**What the task asks**
Count the lines below containing "mysql"; state the number only.

**Recorded data**

BEGIN

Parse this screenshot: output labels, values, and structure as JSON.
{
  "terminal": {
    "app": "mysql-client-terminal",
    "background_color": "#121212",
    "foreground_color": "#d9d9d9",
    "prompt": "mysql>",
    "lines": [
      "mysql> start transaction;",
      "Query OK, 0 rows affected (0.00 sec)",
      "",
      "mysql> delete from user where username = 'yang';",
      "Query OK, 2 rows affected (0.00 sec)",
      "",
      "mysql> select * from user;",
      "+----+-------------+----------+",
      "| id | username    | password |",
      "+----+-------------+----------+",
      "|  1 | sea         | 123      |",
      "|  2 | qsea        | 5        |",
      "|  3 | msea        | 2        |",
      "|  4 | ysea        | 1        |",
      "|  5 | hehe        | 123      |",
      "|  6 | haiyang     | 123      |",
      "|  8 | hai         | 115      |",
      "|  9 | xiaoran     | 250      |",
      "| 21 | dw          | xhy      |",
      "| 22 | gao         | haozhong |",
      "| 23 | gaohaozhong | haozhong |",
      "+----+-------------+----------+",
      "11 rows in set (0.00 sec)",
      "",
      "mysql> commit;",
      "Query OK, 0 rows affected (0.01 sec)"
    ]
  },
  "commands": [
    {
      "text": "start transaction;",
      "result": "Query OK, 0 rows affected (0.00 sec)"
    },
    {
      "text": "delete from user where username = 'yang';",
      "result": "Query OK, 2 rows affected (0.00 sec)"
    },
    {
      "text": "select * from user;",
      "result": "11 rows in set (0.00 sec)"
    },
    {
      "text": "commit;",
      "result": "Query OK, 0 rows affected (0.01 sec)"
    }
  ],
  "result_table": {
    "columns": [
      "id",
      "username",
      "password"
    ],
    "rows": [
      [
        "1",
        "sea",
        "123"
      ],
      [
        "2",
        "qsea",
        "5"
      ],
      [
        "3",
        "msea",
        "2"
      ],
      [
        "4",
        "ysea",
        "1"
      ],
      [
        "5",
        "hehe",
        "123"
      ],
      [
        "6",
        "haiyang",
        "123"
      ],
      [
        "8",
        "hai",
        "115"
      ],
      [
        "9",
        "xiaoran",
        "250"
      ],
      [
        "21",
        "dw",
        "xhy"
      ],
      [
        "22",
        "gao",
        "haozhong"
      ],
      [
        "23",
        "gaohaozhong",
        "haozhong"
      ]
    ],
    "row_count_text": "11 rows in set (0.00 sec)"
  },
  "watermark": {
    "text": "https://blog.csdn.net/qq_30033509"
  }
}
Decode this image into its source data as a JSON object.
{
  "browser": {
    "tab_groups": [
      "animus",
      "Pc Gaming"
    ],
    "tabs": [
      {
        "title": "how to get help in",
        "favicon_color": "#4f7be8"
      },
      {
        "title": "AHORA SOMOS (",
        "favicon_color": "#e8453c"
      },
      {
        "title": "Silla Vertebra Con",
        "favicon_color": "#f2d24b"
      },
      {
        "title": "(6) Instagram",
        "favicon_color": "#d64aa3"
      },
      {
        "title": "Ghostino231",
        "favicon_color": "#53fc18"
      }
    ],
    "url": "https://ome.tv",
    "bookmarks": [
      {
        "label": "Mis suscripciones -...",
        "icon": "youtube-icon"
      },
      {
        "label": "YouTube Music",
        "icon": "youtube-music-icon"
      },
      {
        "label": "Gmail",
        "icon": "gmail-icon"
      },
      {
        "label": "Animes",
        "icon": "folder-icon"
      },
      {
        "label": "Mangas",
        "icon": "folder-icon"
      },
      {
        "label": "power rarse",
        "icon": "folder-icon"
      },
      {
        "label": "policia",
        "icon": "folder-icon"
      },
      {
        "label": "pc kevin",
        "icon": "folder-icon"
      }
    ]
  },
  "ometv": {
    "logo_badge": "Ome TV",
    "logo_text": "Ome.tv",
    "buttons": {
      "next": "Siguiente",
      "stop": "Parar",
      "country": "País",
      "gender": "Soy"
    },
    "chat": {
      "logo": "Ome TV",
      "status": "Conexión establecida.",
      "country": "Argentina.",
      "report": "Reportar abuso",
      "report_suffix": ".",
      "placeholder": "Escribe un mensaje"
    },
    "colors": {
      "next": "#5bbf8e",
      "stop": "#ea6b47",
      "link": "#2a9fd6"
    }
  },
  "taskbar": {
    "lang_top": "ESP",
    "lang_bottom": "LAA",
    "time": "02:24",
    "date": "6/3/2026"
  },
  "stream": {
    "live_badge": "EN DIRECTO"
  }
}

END

**Answer area**
6